DLNR seeks architectural input for Banyan Drive properties
The state Department of Land and Natural Resources wants to hire an architect to help it envision what redevelopment could look like on three Banyan Drive properties.
The leases for the properties, which include Uncle Billy’s Hilo Bay Hotel, Country Club Condo Hotel and Reed’s Bay Resort Hotel, each expire next year in March.
Currently, DLNR is in the process of assessing what to do with the properties going forward.
According to a staff memo to the state Board of Land and Natural Resources, the architect would be responsible for illustrating various options for redevelopment. That would include impacts of shoreline setbacks and other regulations not in place when the existing buildings were finished.
“In turn, this information will assist staff in making a recommendation to the board on the best competitive process for selecting lessees of the properties,” DLNR Assistant Administrator Kevin Moore wrote.
The board will consider the request to hire an architect as a consultant at its Friday meeting.
DLNR also has a planning consultant addressing issues related to hotel demand in the area, effects of sea level rise, and lifespan of existing structures on the properties.
According to Moore, preliminary results of that work show the buildings have between eight and 15 years of remaining life.
“Accordingly, any future use of the properties will likely involve major renovations to existing buildings, or demolition of these buildings and construction of new ones,” he wrote to the board.
Gordon Heit, DLNR’s Hawaii Island district land agent, said the department wants to make sure it does the “right thing” with the properties.
“Basically, we feel Banyan Drive does have a major impact on the economy of East Hawaii we want to make sure anything we do is in the best interest for the area,” he said.
But the current process is leaving lease holders in limbo, and Heit couldn’t say whether the department will be able to sign new leases by the expiration date.
“I really can’t say at this point,” he said.
“The statutes do provide for one-year holdovers on general leases.”
Aaron Whiting, Uncle Billy’s Hilo Bay Hotel manager, told the Tribune-Herald in April he is not accepting reservations after Jan. 31 due to the uncertainty over the land lease.
He also said then he is interested in seeking a new lease, but noted DLNR had not given lease holders direction on that process. Whiting couldn’t be reached for additional comment late Monday afternoon.

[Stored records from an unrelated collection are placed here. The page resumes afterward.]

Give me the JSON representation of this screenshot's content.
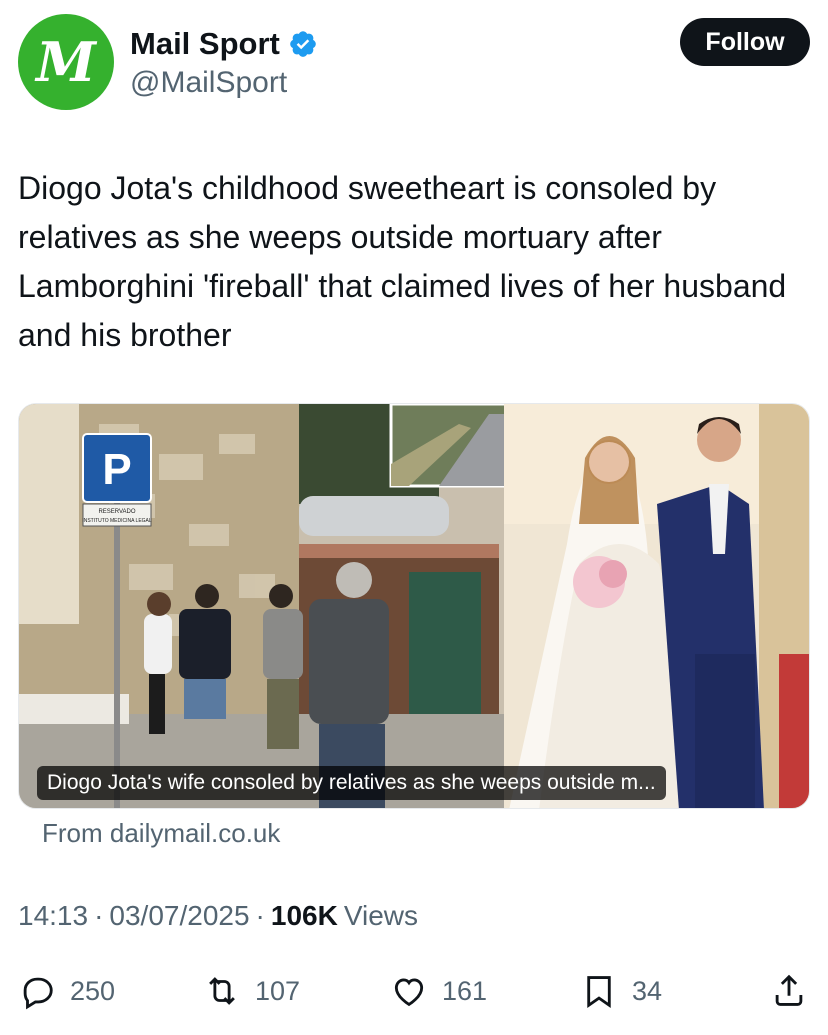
{
  "account": {
    "name": "Mail Sport",
    "handle": "@MailSport",
    "avatar_letter": "M",
    "avatar_color": "#35b12e",
    "verified": true,
    "verified_color": "#1d9bf0"
  },
  "follow_label": "Follow",
  "tweet_text": "Diogo Jota's childhood sweetheart is consoled by relatives as she weeps outside mortuary after Lamborghini 'fireball' that claimed lives of her husband and his brother",
  "card": {
    "caption": "Diogo Jota's wife consoled by relatives as she weeps outside m...",
    "source": "From dailymail.co.uk",
    "sign_parking": "P",
    "sign_text_1": "RESERVADO",
    "sign_text_2": "INSTITUTO MEDICINA LEGAL"
  },
  "meta": {
    "time": "14:13",
    "separator": "·",
    "date": "03/07/2025",
    "views_count": "106K",
    "views_label": "Views"
  },
  "actions": {
    "replies": "250",
    "reposts": "107",
    "likes": "161",
    "bookmarks": "34"
  },
  "icons": {
    "reply": "reply-icon",
    "repost": "repost-icon",
    "like": "heart-icon",
    "bookmark": "bookmark-icon",
    "share": "share-icon"
  }
}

Donald Inouye, Reed’s Bay Resort Hotel president, said in April he wants a lease extension. He said he submitted a request for an extension that involves renovations to the building.
A woman who answered the phone for Herbert Arata, the master leaseholder for the Country Club, said he has no comment.
Email Tom Callis at firstname.lastname@example.org.